The Program to Enhance Resilience in Somalia (PROGRESS)

The Program to Enhance Resilience in Somalia (PROGRESS), funded by USAID, aims to increase the resilience of 16,000 Somali households (around 96,000 individual beneficiaries) to recurrent shocks in the Afgooye district of Lower Shabelle region, Baidoa district of the Bay region, and Belet Hawa district of the Gedo region in Southern Somalia.

Summary

The Program to Enhance Resilience in Somalia (PROGRESS) is a USAID-funded effort led by Catholic Relief Services (CRS) to strengthen resilience among populations in Somalia. PROGRESS partners- CRS, Benadir University’s Somali Disaster Resilience Institute (BU/SDRI), and the George Washington University’s Institute for Disaster and Fragility Resilience (GW/IDFR), conduct resilience research to deepen understanding of coping and adaptation and pathways to strengthen resilience.

The 2017 data on coping and adaptation were collected during the drought in Somalia, in which 6.7 million people in Somalia experienced acute food insecurity. This report provides a deeper understanding of the real-time effects of and responses and adaptations to the crisis, as well as recommendations for future program development.
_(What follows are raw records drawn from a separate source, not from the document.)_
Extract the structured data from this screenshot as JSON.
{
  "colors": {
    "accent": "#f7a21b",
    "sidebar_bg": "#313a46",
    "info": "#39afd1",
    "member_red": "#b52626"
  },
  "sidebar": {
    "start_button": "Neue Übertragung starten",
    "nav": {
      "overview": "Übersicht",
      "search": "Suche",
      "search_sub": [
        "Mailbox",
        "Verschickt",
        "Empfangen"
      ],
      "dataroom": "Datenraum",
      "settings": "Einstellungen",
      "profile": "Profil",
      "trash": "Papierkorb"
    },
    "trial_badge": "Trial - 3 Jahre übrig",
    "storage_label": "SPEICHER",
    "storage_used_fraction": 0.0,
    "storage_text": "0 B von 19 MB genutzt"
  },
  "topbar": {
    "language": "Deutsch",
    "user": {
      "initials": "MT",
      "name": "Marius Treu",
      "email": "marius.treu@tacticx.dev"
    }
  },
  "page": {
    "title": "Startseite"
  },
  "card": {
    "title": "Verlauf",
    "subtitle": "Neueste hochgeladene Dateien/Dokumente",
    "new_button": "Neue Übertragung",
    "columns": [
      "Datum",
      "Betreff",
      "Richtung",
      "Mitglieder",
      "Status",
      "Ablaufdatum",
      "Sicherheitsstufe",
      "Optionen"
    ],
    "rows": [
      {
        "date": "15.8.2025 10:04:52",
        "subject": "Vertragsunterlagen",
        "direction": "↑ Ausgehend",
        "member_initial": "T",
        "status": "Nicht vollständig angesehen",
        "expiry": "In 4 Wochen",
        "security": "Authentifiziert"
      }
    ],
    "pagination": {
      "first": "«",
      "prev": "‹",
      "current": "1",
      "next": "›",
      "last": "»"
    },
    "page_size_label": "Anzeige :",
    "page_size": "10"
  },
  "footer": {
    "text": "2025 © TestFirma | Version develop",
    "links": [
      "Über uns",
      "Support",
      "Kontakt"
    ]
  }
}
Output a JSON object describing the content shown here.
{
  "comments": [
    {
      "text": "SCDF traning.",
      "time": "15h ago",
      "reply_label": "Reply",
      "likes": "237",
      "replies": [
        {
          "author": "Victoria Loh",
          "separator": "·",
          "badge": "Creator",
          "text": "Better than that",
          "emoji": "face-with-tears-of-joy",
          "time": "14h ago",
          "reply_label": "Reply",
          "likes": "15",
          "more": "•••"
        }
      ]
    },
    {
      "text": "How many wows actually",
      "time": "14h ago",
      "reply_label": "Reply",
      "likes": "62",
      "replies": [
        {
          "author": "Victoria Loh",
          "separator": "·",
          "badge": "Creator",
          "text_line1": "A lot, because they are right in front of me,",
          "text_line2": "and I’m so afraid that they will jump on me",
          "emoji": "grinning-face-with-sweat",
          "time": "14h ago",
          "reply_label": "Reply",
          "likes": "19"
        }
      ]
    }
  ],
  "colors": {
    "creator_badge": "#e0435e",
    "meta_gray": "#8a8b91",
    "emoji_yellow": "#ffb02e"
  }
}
  • When the cumulative number of training courses is taken into account, overall drought impact on food security tended to decrease with more training. Training in health and nutrition, community and/or disaster leadership, water resource management, entrepreneurship, conflict resolution, and/or early warning training was the most associated with reduced food insecurity.
  • While the composite women’s empowerment index was not significantly associated with proactive coping, the sub-components of relational and environmental empowerment increased the use of proactive coping. However, the composite empowerment index had a significant negative association with the use of reactive coping strategies. This implies that overall, the higher a woman’s level of empowerment, the less likely she is to apply negative coping strategies. Women’s personal and relational empowerment have a direct and positive association with food security (i.e., negative association with drought impact on food security, but not significant for personal empowerment).
  • Women’s environmental empowerment has no direct association with food security but a positive and significant association with training (unlike personal and relational empowerment, which have a significant and positive association with food security (negative association with drought impact on food security).
  • Structural equation models show that Women’s environmental empowerment has a positive and significant association with training, which in turn has a significant and positive association with food security (i.e. a negative association with drought impact on food security).
  • Women’s personal and relational empowerment have a direct and positive association with food security (i.e., negative association with drought impact on food security).

These findings are consistent with programmatic adjustments made by PROGRESS staff following initial qualitative resilience assessments. Adjustments included overlapping training and group membership opportunities to strengthen larger networks and encourage multi-level interventions and increasing the role of women as peer counsellors and outreach workers to facilitate broader participation not only in training but also in civic and advocacy roles. The findings emphasize the importance of training and women’s empowerment in driving drought adaptation.